→ Task description:
Go through the listing and copy each line with the string "https".

******

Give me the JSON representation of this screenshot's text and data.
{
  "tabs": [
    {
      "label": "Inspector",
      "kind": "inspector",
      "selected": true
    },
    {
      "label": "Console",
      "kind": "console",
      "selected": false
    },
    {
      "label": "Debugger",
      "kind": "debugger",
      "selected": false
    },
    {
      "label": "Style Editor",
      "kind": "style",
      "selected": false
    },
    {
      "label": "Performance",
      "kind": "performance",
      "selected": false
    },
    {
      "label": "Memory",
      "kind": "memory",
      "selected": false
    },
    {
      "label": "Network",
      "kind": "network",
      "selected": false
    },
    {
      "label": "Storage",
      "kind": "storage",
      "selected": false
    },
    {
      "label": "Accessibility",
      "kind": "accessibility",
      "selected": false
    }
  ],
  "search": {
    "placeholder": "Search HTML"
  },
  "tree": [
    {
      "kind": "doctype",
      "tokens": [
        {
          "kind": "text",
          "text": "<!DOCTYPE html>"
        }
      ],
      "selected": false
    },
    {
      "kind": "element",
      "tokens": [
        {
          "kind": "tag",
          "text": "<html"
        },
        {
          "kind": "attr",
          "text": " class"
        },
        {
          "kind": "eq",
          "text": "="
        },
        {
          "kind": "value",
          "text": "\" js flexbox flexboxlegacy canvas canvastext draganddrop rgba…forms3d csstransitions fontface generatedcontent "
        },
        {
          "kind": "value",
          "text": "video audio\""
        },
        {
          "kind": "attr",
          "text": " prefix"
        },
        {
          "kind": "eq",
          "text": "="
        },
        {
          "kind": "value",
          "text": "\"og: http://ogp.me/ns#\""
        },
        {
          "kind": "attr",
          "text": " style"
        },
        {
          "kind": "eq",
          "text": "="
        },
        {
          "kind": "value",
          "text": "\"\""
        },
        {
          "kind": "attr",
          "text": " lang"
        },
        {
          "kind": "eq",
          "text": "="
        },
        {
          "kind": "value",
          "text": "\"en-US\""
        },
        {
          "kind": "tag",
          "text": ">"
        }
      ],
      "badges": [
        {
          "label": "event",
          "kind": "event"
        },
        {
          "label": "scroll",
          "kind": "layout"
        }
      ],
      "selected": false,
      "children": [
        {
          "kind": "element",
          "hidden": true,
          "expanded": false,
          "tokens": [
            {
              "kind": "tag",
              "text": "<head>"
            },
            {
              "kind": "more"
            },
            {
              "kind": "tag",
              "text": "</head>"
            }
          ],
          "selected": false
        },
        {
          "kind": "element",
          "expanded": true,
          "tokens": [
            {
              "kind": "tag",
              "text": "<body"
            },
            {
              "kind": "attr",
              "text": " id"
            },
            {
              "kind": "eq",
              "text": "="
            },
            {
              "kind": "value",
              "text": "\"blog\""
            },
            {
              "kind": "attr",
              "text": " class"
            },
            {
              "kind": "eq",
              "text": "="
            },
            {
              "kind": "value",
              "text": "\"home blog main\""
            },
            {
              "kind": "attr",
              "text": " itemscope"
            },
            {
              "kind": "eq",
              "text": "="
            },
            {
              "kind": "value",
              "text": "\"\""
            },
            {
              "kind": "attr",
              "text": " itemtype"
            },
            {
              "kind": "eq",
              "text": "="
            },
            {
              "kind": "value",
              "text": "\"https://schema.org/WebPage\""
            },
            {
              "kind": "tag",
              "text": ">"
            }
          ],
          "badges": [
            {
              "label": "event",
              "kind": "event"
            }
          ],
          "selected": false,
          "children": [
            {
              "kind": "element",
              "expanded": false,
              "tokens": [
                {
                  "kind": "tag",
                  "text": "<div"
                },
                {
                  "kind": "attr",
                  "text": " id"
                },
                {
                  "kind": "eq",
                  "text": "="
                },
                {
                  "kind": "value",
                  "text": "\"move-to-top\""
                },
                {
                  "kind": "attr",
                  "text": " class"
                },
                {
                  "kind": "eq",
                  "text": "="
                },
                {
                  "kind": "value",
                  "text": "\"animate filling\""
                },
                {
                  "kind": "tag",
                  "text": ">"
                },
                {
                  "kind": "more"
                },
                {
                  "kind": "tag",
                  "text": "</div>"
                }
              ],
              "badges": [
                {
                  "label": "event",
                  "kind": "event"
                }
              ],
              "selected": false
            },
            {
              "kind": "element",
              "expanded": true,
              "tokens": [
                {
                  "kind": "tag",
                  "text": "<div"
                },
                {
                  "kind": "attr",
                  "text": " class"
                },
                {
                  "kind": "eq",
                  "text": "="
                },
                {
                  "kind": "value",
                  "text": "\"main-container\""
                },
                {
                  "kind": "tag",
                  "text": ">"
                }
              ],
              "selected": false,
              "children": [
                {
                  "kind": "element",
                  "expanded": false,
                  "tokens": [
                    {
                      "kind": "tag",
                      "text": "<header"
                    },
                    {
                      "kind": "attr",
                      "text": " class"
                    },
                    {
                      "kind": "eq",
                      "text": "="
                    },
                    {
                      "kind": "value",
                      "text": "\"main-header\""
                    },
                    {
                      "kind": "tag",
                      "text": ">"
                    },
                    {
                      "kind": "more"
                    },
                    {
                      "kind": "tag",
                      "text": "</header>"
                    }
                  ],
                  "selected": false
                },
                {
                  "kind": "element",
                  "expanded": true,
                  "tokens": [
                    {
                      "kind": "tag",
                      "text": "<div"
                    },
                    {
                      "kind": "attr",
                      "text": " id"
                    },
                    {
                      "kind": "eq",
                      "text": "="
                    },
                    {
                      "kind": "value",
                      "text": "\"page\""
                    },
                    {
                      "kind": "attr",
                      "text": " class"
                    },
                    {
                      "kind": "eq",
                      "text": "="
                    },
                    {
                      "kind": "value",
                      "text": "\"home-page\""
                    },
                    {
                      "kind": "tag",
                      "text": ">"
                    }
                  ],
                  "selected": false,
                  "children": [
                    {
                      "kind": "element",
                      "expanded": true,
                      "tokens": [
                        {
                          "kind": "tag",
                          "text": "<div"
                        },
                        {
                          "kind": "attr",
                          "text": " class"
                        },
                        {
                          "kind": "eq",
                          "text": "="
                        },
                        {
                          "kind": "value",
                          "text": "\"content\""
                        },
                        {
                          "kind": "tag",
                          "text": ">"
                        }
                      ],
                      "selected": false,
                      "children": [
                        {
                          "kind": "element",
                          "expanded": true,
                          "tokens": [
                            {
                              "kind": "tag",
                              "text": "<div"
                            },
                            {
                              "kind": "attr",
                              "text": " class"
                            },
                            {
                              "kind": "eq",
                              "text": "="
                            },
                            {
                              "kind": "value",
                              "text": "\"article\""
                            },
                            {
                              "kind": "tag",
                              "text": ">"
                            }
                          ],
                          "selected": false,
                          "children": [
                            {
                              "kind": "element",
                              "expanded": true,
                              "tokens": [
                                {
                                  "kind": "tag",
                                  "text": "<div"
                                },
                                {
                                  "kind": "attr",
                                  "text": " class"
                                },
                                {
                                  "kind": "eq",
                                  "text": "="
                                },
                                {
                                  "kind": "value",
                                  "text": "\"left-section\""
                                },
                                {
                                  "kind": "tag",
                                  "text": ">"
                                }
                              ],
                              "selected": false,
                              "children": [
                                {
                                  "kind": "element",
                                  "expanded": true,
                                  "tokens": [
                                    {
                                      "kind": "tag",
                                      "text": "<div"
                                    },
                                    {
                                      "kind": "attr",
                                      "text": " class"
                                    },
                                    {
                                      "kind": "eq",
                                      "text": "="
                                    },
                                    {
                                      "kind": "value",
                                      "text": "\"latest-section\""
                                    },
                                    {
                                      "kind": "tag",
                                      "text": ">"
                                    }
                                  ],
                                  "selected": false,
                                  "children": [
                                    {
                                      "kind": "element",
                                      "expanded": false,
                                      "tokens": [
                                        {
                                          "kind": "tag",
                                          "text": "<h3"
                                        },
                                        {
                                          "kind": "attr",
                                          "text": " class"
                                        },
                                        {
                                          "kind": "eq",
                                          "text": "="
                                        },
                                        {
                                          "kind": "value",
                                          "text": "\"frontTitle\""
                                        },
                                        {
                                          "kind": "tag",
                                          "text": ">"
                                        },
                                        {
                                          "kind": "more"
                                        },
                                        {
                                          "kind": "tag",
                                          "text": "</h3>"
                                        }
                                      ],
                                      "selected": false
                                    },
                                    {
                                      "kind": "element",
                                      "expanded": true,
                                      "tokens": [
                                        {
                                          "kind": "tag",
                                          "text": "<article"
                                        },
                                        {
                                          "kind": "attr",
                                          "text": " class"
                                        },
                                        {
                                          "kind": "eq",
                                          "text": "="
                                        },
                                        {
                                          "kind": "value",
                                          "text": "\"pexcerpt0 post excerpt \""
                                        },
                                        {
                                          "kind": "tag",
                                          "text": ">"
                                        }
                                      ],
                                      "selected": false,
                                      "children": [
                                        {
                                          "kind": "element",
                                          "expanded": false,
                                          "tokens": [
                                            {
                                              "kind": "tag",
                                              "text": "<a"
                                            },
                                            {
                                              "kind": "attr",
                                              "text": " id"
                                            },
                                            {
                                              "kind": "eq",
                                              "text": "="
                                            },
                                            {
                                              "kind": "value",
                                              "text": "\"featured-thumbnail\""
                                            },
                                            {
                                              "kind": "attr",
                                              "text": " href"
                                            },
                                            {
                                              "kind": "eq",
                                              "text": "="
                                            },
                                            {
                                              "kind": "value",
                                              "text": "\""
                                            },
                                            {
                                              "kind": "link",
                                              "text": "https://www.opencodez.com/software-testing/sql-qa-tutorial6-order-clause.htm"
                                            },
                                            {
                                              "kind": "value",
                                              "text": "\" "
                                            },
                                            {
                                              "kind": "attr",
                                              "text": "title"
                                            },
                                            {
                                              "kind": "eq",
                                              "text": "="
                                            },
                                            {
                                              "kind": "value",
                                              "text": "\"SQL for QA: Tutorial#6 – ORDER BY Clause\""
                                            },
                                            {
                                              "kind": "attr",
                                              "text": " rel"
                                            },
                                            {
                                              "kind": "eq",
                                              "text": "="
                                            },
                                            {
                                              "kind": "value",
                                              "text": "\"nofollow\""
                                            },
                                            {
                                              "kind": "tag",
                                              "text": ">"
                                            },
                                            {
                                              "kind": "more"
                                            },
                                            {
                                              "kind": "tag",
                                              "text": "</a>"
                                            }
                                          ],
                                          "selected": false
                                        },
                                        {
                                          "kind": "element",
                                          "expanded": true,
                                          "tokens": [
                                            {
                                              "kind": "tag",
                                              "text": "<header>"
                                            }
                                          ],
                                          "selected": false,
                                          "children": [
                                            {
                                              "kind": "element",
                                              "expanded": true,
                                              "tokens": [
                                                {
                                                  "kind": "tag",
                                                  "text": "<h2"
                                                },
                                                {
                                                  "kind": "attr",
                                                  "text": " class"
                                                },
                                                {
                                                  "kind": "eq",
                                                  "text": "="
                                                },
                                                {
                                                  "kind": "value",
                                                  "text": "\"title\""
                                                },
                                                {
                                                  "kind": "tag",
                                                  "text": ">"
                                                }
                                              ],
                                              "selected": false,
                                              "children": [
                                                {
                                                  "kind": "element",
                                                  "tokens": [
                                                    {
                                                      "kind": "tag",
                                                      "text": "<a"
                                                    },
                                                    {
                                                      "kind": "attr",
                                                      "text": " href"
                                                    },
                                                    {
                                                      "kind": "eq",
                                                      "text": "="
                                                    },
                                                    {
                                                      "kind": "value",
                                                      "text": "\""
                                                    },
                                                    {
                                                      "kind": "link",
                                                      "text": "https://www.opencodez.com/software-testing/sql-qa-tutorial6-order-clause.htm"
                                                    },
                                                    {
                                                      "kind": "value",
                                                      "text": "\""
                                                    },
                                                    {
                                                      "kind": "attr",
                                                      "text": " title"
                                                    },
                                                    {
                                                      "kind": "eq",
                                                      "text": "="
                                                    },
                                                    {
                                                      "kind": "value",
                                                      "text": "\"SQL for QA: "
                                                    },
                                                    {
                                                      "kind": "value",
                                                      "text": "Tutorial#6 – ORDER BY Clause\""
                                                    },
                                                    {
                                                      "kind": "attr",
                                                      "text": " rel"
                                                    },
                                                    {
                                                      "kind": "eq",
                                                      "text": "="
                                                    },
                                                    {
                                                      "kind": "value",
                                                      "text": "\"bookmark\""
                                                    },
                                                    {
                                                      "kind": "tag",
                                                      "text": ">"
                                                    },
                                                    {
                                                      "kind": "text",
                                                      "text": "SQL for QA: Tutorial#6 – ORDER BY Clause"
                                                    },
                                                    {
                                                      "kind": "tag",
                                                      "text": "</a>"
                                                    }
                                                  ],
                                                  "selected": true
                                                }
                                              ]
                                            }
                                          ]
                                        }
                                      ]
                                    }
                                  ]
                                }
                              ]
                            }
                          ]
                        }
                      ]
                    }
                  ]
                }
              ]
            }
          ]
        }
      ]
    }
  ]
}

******

→ Problem solution:
              "text": "\"https://schema.org/WebPage\""
                                              "text": "https://www.opencodez.com/software-testing/sql-qa-tutorial6-order-clause.htm"
                                                      "text": "https://www.opencodez.com/software-testing/sql-qa-tutorial6-order-clause.htm"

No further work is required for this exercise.